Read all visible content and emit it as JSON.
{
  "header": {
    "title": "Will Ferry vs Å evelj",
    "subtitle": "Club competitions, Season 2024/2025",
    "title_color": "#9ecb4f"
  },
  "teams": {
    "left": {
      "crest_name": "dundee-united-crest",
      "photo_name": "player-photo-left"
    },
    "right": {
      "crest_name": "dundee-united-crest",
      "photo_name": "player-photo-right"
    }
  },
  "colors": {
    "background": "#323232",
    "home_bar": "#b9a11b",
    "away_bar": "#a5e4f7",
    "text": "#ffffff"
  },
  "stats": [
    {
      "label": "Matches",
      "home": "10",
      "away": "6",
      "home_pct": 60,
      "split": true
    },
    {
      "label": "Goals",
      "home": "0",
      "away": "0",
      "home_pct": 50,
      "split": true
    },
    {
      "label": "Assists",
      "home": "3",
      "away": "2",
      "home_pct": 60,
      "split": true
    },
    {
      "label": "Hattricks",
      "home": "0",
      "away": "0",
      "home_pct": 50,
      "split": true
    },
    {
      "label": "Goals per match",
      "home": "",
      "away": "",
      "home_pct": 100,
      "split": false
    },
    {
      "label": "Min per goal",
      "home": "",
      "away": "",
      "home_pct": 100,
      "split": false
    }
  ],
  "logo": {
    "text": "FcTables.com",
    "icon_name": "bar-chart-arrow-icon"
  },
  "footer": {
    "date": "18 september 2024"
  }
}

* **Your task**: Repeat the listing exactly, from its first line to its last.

* **Answer for this exercise**:
Read all visible content and emit it as JSON.
{
  "header": {
    "title": "Will Ferry vs Å evelj",
    "subtitle": "Club competitions, Season 2024/2025",
    "title_color": "#9ecb4f"
  },
  "teams": {
    "left": {
      "crest_name": "dundee-united-crest",
      "photo_name": "player-photo-left"
    },
    "right": {
      "crest_name": "dundee-united-crest",
      "photo_name": "player-photo-right"
    }
  },
  "colors": {
    "background": "#323232",
    "home_bar": "#b9a11b",
    "away_bar": "#a5e4f7",
    "text": "#ffffff"
  },
  "stats": [
    {
      "label": "Matches",
      "home": "10",
      "away": "6",
      "home_pct": 60,
      "split": true
    },
    {
      "label": "Goals",
      "home": "0",
      "away": "0",
      "home_pct": 50,
      "split": true
    },
    {
      "label": "Assists",
      "home": "3",
      "away": "2",
      "home_pct": 60,
      "split": true
    },
    {
      "label": "Hattricks",
      "home": "0",
      "away": "0",
      "home_pct": 50,
      "split": true
    },
    {
      "label": "Goals per match",
      "home": "",
      "away": "",
      "home_pct": 100,
      "split": false
    },
    {
      "label": "Min per goal",
      "home": "",
      "away": "",
      "home_pct": 100,
      "split": false
    }
  ],
  "logo": {
    "text": "FcTables.com",
    "icon_name": "bar-chart-arrow-icon"
  },
  "footer": {
    "date": "18 september 2024"
  }
}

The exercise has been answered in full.